It also considers the materials used to perform these bundles of practices, not just as objects but as agents that shape them. As such, gambling research could focus on how a variety of materials (such as mobile phones, apps and machines) are used to perform gambling practices. It might also consider how social and cultural structures influence the ways people use these materials.

It is a form of gambling

Gambling is an activity in which a person puts something of value at risk for the chance to win a prize. The stake may be money, possessions or services. It includes gambling in brick-and-mortar casinos, online games and sports betting. It also includes lottery games, cards and instant scratch tickets. The prize can range from a small amount of money to a life-changing jackpot.

Gambling is a behavior that can become harmful and addictive in some individuals. Compulsive gambling, or gambling disorder, is a recognized psychiatric condition that involves a lack of control and can lead to serious problems. Research has found that compulsive gambling can trigger a variety of psychological and social problems, including debt, deception, and even theft or fraud. The prevalence of pathological gambling among adolescents is unknown, but it is likely to be similar to that of adults. The amount of money legally wagered each year worldwide is approximately $10 trillion.

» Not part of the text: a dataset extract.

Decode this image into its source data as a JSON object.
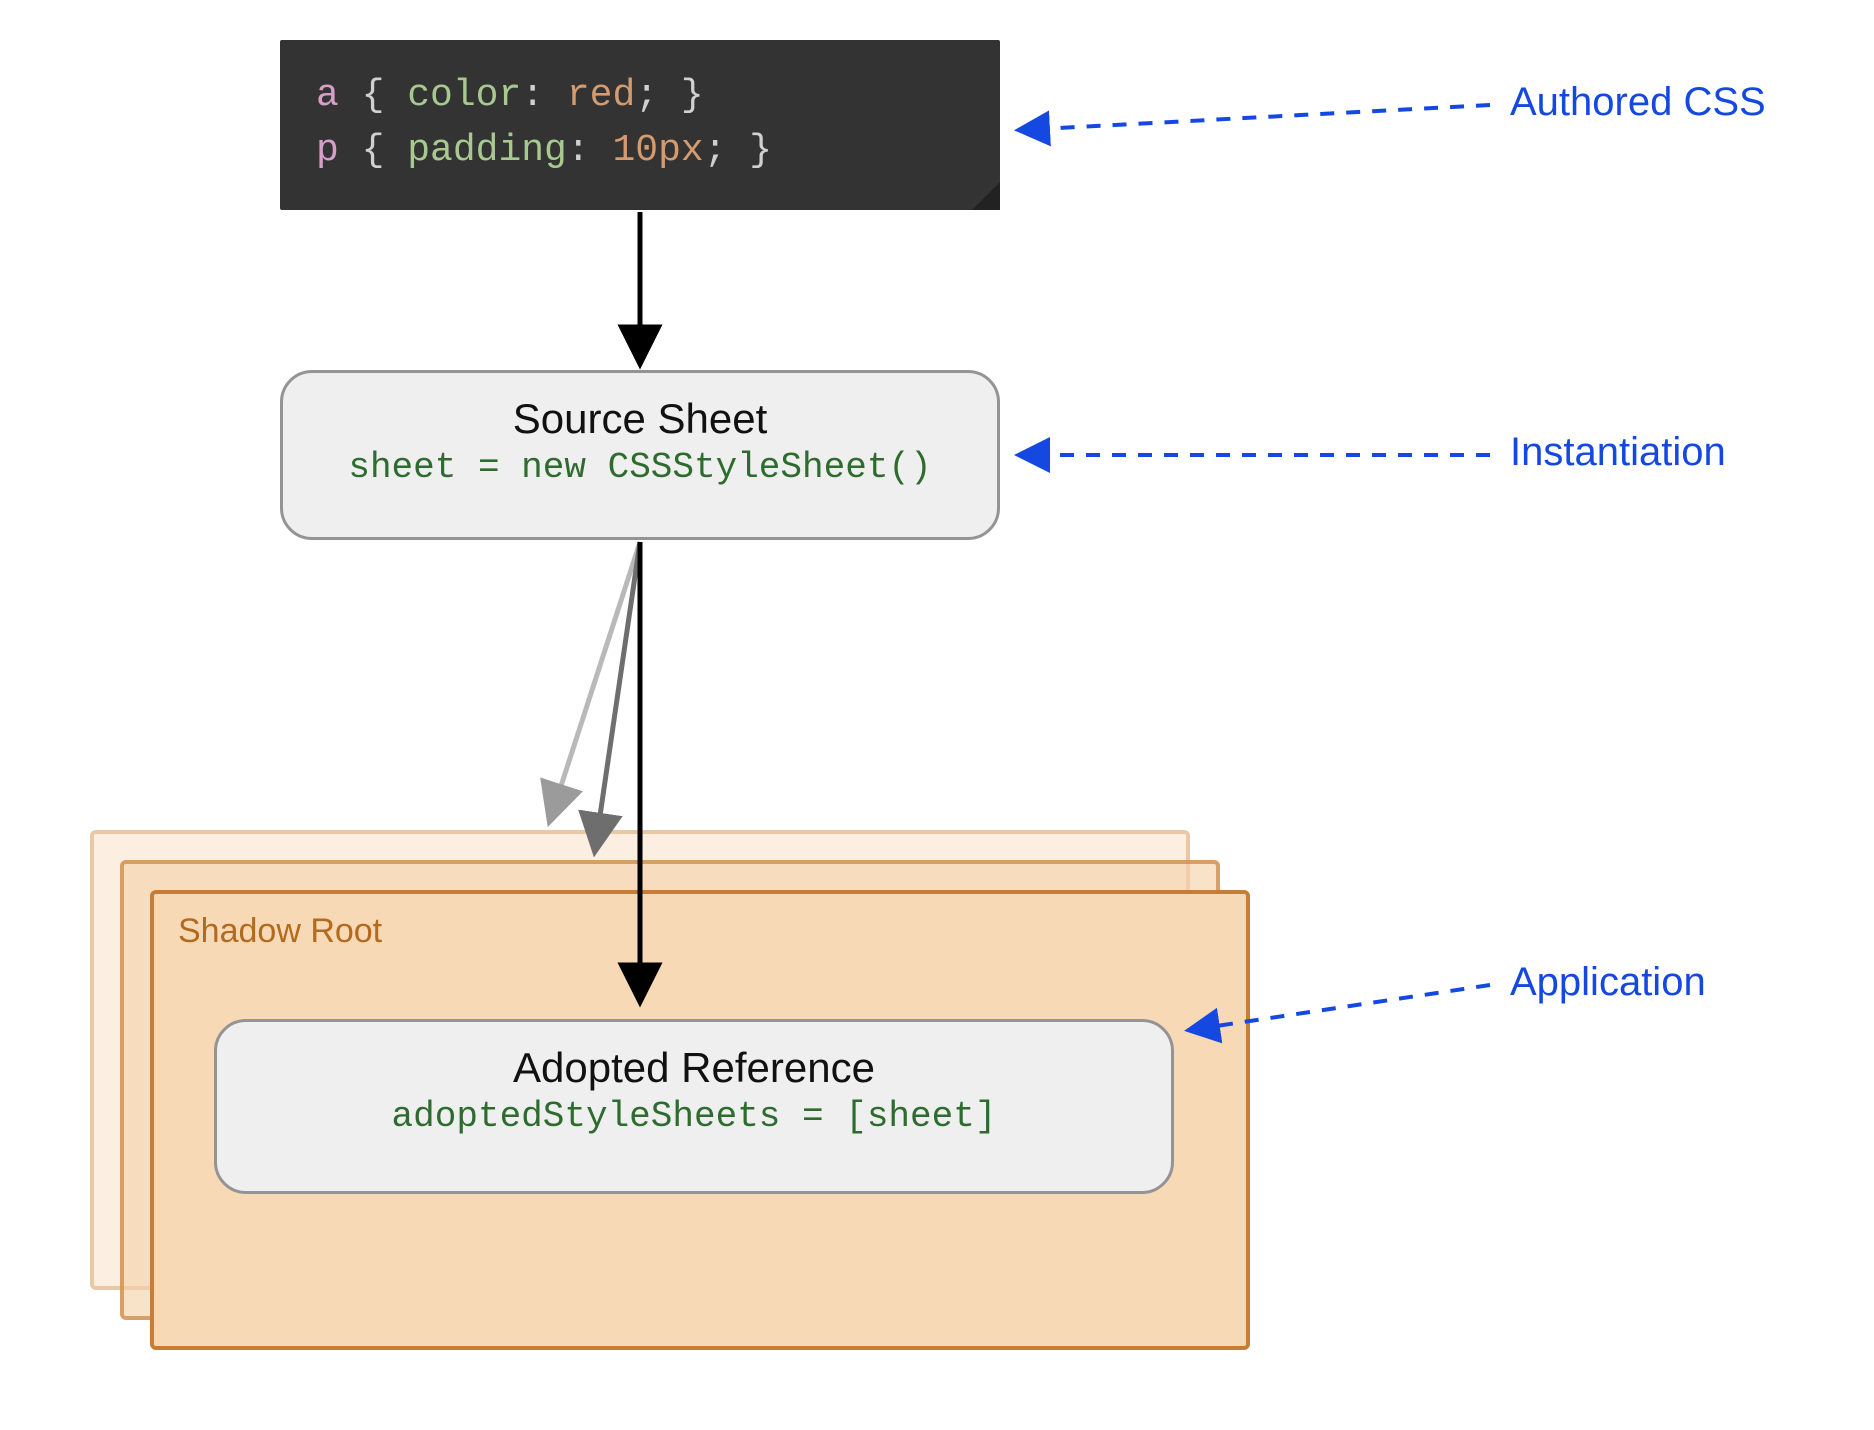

It is a form of addiction

Gambling is a form of addiction that can lead to a variety of problems, including depression, substance abuse, and even suicide. It affects people of all ages, genders, and socioeconomic backgrounds. It can also cause dramatic changes in the way that the brain sends chemical signals. In addition, it is often associated with a family history of gambling addiction.

Individuals who struggle with gambling may hide their activity from friends and family. They may spend more money than they can afford to lose, and they may be unable to stop or control their behavior. In addition, they may lie about how much they have won or lost.

The key to overcoming gambling disorder is finding support. Whether it is from a support group, medication, or therapy, there are ways to help someone with a gambling problem. You can start by strengthening your support network and seeking help. You can also join a self-help program such as Gamblers Anonymous, which is based on the 12-step model of Alcoholics Anonymous.